Normal bone remodeling: bone resorption balanced by bone formation55,63

Factors and cellular source

  • ↑ MIP-1α; MM cells56
  • ↑ IL-6; BMSCs, endothelial cells, osteoclasts56,64
  • ↑ RANKL; BMSCs, osteoblasts, osteocytes, MM cells18,55,65
  • ↓ OPG; BMSCs, osteoblasts, osteocytes18,55
  • ↑ IL-3; MM cells, T cells66,67
  • ↑ Sclerostin; osteocytes55
  • ↑ DKK1; MM cells, osteocytes55
  • ↑ sFRP-2; MM cells55


Bone marrow stromal cell
Dickkopf homolog 1
Macrophage inflammatory protein 1 alpha
Receptor activator of nuclear factor kappa-B ligand
Secreted frizzled related protein-2

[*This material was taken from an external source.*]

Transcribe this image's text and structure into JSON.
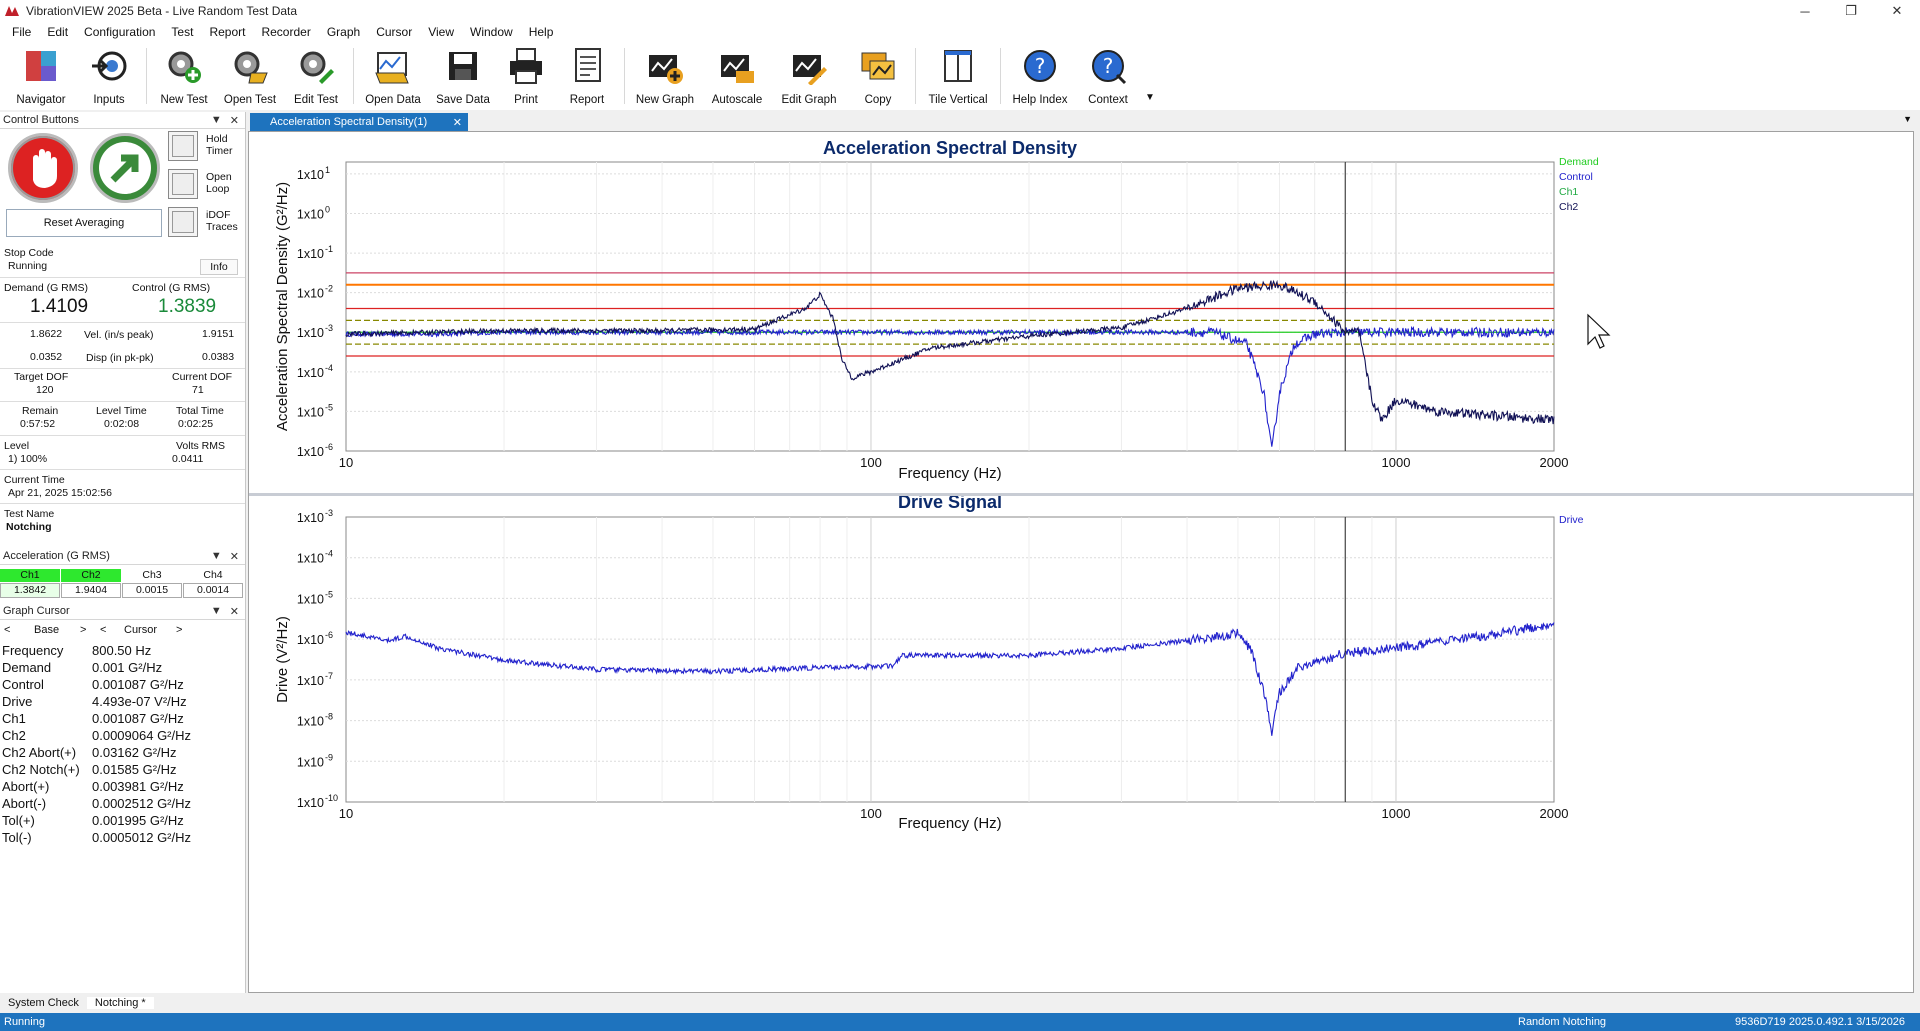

Changes in the tumor microenvironment in multiple myeloma

In the bone marrow, interaction of myeloma cells with bone marrow stromal cells induces secretion of cytokines and growth factors that play various roles in disease pathogenesis. In addition to increasing anti-apoptotic signaling and expression in myeloma cells, these factors contribute to the uncoupling of healthy bone remodeling. Increased osteoclast formation and activity results in excessive bone resorption and decreased osteoblast formation and activity results in markedly reduced bone formation in the vicinity of the myeloma cells. Excessive osteolysis near tumor cells may further promote myeloma cell growth, contributing to the cycle of tumor growth and bone destruction.55,56,61,62